There were no significant effects of NP exposure on gestation duration or dam body weight during pregnancy and lactation , although dams in the 2,000-ppm group gained 17% less during GDs 1 to 21 than control dams. However, there was a significant treatment effect on dam food consumption .Post hoc tests indicated that dams in the 25-, 500-, and 2,000-ppm groups consumed significantly less food than control dams. Post hoc tests indicated that males in the 2,000- ppm group weighed significantly less than same-sex controls beginning at PND 28 and continuing through the end of the study at PND 77. Males in the two lower NP dose groups were affected less severely: those in the 500-ppm group weighed significantly less on PNDs 56 to 77 and those in the 25-ppm group weighed significantly less on PND 72 only.Body weights of female offspring in the 25- and 500-ppm groups were not significantly different from control females at any time.

Offspring in the 25-ppm group consumed less than controls on the week of PNDs 50 to 56. The decrease in food consumption in all groups that occurred PNDs 64 to 77 is likely related to the fact that on PND 63, animals were individually housed rather than housed with a same-sex sibling.

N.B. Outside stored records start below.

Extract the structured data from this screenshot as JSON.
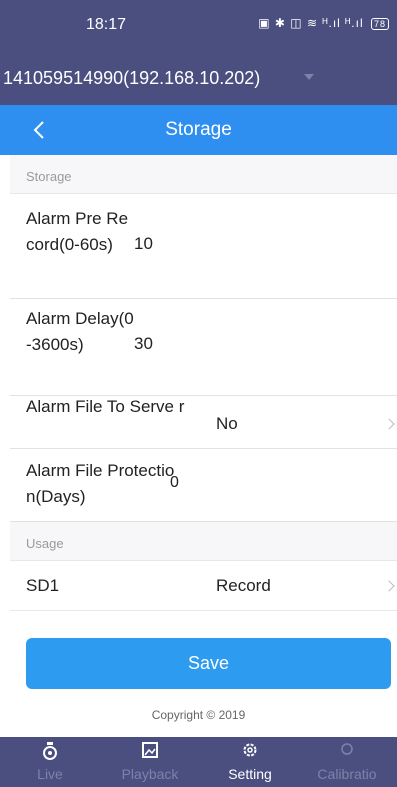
{
  "status_bar": {
    "time": "18:17",
    "icons": "▣ ✱ ◫ ≋ ᴴ.ıl ᴴ.ıl",
    "battery": "78"
  },
  "device": {
    "name": "141059514990(192.168.10.202)"
  },
  "nav": {
    "title": "Storage"
  },
  "sections": {
    "storage": "Storage",
    "usage": "Usage"
  },
  "rows": {
    "alarm_pre_record": {
      "label": "Alarm Pre Record(0-60s)",
      "value": "10"
    },
    "alarm_delay": {
      "label": "Alarm Delay(0-3600s)",
      "value": "30"
    },
    "alarm_file_to_server": {
      "label": "Alarm File To Serve r",
      "value": "No"
    },
    "alarm_file_protection": {
      "label": "Alarm File Protection(Days)",
      "value": "0"
    },
    "sd1": {
      "label": "SD1",
      "value": "Record"
    }
  },
  "save_label": "Save",
  "copyright": "Copyright © 2019",
  "tabs": [
    {
      "label": "Live",
      "icon": "live-icon",
      "active": false
    },
    {
      "label": "Playback",
      "icon": "playback-icon",
      "active": false
    },
    {
      "label": "Setting",
      "icon": "setting-icon",
      "active": true
    },
    {
      "label": "Calibratio",
      "icon": "calibration-icon",
      "active": false
    }
  ],
  "colors": {
    "header_bg": "#4a4f80",
    "nav_bg": "#2f8ff0",
    "save_bg": "#2d9bf0",
    "inactive_tab": "#7d82a8"
  }
}
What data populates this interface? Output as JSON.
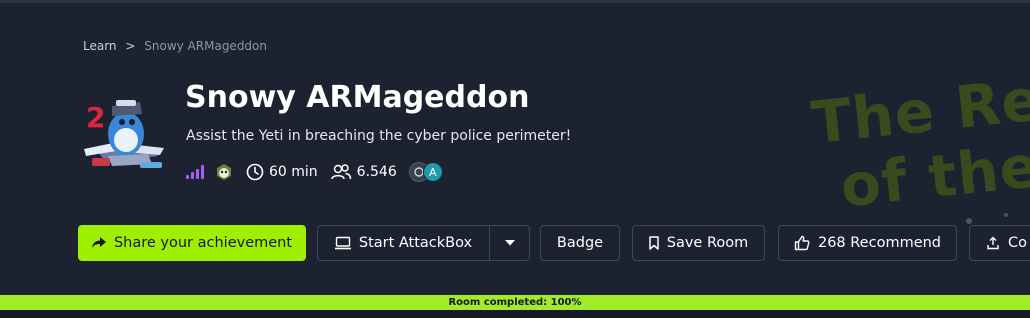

No treated group was significantly different from control in offspring behavioral assessments. So on the basis of decreased food intake and weight gain it was found thattheendpoint for the developmental toxicity was found to be LOEL at 1.25 mg/kg to rats when treated p- nonylphenol (104-40-5).